II. A Brief History of Research Ethics Violations and Regulation

While the issues involved are specific to biomedical research, no researchers should use a different standard of research ethics in other countries or amongst other populations than they would use amongst their own people.

In other words, if researchers can get away with different ethical standards when they do research in poor countries than they could get away with in their own wealthier countries, then there is a clear incentive to use poor people as their "guinea pigs." This violates the Helsinki declaration which says that no population should disproportionately bear the risks, or reap the benefits, of research.
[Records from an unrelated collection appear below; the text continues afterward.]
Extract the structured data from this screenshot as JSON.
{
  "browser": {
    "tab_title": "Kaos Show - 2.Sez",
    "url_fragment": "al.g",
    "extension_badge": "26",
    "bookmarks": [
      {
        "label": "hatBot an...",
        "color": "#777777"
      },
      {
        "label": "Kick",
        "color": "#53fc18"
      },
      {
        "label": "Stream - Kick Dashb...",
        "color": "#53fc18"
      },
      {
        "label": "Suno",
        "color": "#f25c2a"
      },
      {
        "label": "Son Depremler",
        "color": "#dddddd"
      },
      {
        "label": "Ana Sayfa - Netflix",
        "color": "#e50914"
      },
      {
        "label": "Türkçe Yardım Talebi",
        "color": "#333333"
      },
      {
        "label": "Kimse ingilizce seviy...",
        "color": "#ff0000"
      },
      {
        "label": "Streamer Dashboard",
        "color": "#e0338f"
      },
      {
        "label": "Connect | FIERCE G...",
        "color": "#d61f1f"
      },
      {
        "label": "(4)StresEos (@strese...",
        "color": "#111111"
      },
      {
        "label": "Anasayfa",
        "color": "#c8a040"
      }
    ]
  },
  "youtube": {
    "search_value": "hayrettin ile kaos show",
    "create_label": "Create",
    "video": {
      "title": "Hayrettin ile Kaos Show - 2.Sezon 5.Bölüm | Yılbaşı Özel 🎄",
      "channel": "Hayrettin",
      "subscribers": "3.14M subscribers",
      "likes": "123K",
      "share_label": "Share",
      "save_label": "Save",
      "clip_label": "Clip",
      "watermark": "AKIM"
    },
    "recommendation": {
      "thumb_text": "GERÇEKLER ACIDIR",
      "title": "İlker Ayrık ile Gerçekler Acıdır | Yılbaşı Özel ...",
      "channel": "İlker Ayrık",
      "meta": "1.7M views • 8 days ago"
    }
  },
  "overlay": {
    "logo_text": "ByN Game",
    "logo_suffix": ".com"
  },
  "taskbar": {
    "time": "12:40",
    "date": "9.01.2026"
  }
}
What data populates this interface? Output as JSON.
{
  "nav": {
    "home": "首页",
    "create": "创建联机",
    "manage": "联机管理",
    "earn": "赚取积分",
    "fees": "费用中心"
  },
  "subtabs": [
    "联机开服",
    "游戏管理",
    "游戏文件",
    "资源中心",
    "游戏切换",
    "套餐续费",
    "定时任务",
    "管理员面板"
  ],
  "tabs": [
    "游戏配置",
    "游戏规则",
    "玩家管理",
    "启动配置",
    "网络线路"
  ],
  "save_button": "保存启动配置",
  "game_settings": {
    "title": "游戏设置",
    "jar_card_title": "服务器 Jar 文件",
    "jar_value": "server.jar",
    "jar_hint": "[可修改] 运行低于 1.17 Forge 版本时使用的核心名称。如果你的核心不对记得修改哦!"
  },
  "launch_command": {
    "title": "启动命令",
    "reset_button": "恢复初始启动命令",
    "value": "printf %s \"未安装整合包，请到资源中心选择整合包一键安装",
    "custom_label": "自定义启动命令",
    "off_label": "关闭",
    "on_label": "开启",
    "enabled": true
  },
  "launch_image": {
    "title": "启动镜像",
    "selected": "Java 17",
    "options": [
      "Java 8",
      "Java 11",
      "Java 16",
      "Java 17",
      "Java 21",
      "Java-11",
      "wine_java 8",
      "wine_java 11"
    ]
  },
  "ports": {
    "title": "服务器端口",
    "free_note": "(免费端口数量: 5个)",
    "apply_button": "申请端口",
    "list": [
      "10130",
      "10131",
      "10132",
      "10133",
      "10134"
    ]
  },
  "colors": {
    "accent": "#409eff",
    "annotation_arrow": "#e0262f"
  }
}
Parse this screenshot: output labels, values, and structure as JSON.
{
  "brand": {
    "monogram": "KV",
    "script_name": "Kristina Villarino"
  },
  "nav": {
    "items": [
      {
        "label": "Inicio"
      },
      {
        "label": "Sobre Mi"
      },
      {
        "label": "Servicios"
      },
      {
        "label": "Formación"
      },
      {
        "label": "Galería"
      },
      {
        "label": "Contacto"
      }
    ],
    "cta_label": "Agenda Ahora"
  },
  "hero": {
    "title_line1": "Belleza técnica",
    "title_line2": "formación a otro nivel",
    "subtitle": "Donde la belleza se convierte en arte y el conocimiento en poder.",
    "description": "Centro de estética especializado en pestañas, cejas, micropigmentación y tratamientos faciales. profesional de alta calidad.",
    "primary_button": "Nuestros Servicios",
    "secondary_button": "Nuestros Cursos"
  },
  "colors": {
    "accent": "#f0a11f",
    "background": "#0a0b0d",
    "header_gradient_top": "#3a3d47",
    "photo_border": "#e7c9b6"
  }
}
It is reminiscent of the Tuskegee Syphilis Study, in which poor African Americans were studied and not given any treatment for syphilis, while at the very same time elsewhere in the same state, others were given antibiotics to cure their syphilis. In the ART trial controversies, we see that certain parts of the world have been identified as cheap places to do research, but the same standards of care are not applied.